I bought the following Palas a few years ago for little, and although it is not an antique and it sports some obviously synthetic dyes, I have found it to be one of the more interesting examples.

Quite a lot going on here, with large kochak guls seeming to float on a background of diagonal stripes and a green lattice.

I assume that we have the upper end of the weaving here, operating upon the assumption that this is the end that was stationary and cut from the loom.  I base this upon the loose, filamented ends and course knotting of the warps, especially in comparison to the other end, fitted with a fine flatwoven panel and warps which have been finished by doubling back and integrating them into the body of the warp with a tightly twisted loop like effect.

Notice that execution of the elem commences at the center or widest portion of the diamond shaped element, and that spacing of these elements are the reciprocal of their breadth.

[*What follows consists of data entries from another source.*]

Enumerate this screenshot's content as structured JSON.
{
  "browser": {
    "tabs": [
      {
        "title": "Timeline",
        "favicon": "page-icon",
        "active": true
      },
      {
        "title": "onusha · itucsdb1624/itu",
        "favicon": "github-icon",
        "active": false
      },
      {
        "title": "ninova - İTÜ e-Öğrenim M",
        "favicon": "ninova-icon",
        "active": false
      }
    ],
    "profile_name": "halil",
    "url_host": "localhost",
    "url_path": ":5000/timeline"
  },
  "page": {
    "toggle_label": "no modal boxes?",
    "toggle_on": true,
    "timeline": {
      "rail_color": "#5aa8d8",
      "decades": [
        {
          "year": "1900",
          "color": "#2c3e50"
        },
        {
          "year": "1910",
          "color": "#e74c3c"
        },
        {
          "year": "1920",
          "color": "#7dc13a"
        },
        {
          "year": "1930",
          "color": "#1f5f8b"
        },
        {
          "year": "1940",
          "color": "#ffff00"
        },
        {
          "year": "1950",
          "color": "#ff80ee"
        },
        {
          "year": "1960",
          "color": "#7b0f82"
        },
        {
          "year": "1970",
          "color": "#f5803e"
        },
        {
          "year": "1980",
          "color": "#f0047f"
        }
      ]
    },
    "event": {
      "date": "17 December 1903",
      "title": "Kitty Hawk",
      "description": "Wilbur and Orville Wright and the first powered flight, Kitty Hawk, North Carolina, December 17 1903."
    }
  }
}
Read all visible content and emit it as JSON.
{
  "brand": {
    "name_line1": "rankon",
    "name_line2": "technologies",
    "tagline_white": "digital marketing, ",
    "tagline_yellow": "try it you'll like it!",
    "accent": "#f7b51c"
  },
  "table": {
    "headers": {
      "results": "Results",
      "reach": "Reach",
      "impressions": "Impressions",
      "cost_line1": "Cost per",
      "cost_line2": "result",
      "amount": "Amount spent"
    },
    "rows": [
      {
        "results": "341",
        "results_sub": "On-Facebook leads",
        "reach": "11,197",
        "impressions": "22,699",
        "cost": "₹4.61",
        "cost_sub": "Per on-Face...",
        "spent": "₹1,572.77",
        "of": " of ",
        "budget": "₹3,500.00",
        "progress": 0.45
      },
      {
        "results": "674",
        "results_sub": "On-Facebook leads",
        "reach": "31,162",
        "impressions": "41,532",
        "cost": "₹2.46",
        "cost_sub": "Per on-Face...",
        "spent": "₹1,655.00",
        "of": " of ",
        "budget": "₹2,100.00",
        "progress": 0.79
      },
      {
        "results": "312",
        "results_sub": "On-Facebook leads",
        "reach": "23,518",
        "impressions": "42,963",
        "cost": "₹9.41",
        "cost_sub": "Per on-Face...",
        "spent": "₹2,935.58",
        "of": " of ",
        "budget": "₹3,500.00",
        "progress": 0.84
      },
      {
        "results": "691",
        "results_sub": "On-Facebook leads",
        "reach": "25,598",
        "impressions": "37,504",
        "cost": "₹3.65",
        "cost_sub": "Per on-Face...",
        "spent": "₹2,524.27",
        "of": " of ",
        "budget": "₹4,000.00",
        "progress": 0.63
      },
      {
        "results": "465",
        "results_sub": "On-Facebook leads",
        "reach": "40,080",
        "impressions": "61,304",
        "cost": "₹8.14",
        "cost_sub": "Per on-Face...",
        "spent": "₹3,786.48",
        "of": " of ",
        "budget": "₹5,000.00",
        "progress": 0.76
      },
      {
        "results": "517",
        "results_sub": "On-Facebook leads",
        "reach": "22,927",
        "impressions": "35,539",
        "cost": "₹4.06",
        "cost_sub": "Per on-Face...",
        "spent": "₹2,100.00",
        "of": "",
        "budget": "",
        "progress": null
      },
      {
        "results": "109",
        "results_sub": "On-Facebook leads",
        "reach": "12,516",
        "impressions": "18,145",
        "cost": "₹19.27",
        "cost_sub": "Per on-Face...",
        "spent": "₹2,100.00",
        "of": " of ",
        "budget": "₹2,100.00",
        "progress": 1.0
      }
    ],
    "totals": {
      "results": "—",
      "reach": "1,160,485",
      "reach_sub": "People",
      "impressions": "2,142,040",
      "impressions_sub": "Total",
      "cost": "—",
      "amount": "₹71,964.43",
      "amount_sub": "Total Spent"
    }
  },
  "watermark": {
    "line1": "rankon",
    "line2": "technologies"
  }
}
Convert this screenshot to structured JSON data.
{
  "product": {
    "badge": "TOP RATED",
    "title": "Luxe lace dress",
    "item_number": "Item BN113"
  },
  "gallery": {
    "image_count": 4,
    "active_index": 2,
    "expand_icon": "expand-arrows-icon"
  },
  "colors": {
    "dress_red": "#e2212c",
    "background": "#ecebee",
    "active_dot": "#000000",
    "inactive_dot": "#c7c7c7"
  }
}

This border, consisting of a vertical column of diamond shapes and flanked by two guard stripes of meshing triangles, is fascinating.  It is a study in reciprocal, consisting of nothing but rows of triangles, varying only in size and orientation to each other.  Notice the use of color in the guard borders, as in barber pole banding.

This detail image is interesting, not only for the details concerning the construction of the piece (for here we glimpse the underlying warps between the expanses of brocade banding), but more importantly, for it's relationship to structures and geometry of both major and minor Turkmen guls.  If we imagine this diamond shape as an embryonic gul, it is easy to see how the upper, middle, and lower segments of this central and axial structure, in fact a set of three triangles set back to back,
could morph into brackets and zoomorphic geometrics, as such already demonstrated.

And what of these bird forms, flanking either side of this center, in reciprocal transposition and so reminicent of the "bird border" found on so many Turkmen rugs?

Notice the close analogies found in this Yomud gul, with it's upper, lower brackets and central diamond.   Even the lateral pendants can be viewed as vestigial lateral columns.

The entire design of the Palas, and in turn the gul format, is nothing but a series of columns of these design elements, differing only in their sizes, proportions and orientation to each other.

Here we see not only the rows of vertical diamonds,alternating small and large, but an inverse in relationship usually presented by the pile woven major/minor gul format, in which the lozenge shape is the major element and the kochak/chemche is the minor element.  This relationship of design in itself lends to the proposition that the piled gul weavings proceed from flatwoven.  Consider the following examples of what I believe to be artifacts of the relationship between flat and pile woven Turkmen designs and their derivatives.

Of these Palas and/or flatweaves: is it possible that they represent two different "cultures" if you will, with the distinction representing a rough approximation of eastern vs. western, or brocaded vs. flat/slit weave?

I have my suspicions.


Dave Hunt